Everything in the entries below must be output exactly, apart from the pictures.

--- Task data Enclosed Below ---

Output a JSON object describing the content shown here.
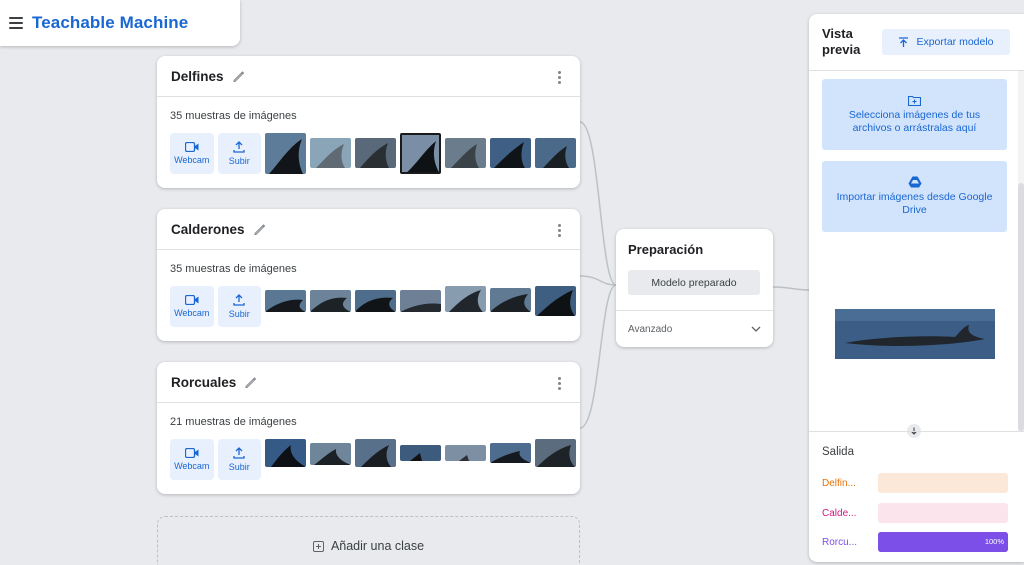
{
  "app": {
    "title": "Teachable Machine"
  },
  "classes": [
    {
      "name": "Delfines",
      "count": "35 muestras de imágenes",
      "webcam": "Webcam",
      "upload": "Subir"
    },
    {
      "name": "Calderones",
      "count": "35 muestras de imágenes",
      "webcam": "Webcam",
      "upload": "Subir"
    },
    {
      "name": "Rorcuales",
      "count": "21 muestras de imágenes",
      "webcam": "Webcam",
      "upload": "Subir"
    }
  ],
  "add_class": {
    "label": "Añadir una clase"
  },
  "training": {
    "title": "Preparación",
    "button": "Modelo preparado",
    "advanced": "Avanzado"
  },
  "preview": {
    "title": "Vista previa",
    "export": "Exportar modelo",
    "choose_files": "Selecciona imágenes de tus archivos o arrástralas aquí",
    "drive": "Importar imágenes desde Google Drive",
    "output_title": "Salida",
    "outputs": [
      {
        "label": "Delfin...",
        "value": 0,
        "color": "#e8710a",
        "bg": "#fce8d9",
        "pct": ""
      },
      {
        "label": "Calde...",
        "value": 0,
        "color": "#d01884",
        "bg": "#fce4ec",
        "pct": ""
      },
      {
        "label": "Rorcu...",
        "value": 100,
        "color": "#7b4fe8",
        "bg": "#7b4fe8",
        "pct": "100%"
      }
    ]
  }
}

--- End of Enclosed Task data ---

→ Answer to this task:
Output a JSON object describing the content shown here.
{
  "app": {
    "title": "Teachable Machine"
  },
  "classes": [
    {
      "name": "Delfines",
      "count": "35 muestras de imágenes",
      "webcam": "Webcam",
      "upload": "Subir"
    },
    {
      "name": "Calderones",
      "count": "35 muestras de imágenes",
      "webcam": "Webcam",
      "upload": "Subir"
    },
    {
      "name": "Rorcuales",
      "count": "21 muestras de imágenes",
      "webcam": "Webcam",
      "upload": "Subir"
    }
  ],
  "add_class": {
    "label": "Añadir una clase"
  },
  "training": {
    "title": "Preparación",
    "button": "Modelo preparado",
    "advanced": "Avanzado"
  },
  "preview": {
    "title": "Vista previa",
    "export": "Exportar modelo",
    "choose_files": "Selecciona imágenes de tus archivos o arrástralas aquí",
    "drive": "Importar imágenes desde Google Drive",
    "output_title": "Salida",
    "outputs": [
      {
        "label": "Delfin...",
        "value": 0,
        "color": "#e8710a",
        "bg": "#fce8d9",
        "pct": ""
      },
      {
        "label": "Calde...",
        "value": 0,
        "color": "#d01884",
        "bg": "#fce4ec",
        "pct": ""
      },
      {
        "label": "Rorcu...",
        "value": 100,
        "color": "#7b4fe8",
        "bg": "#7b4fe8",
        "pct": "100%"
      }
    ]
  }
}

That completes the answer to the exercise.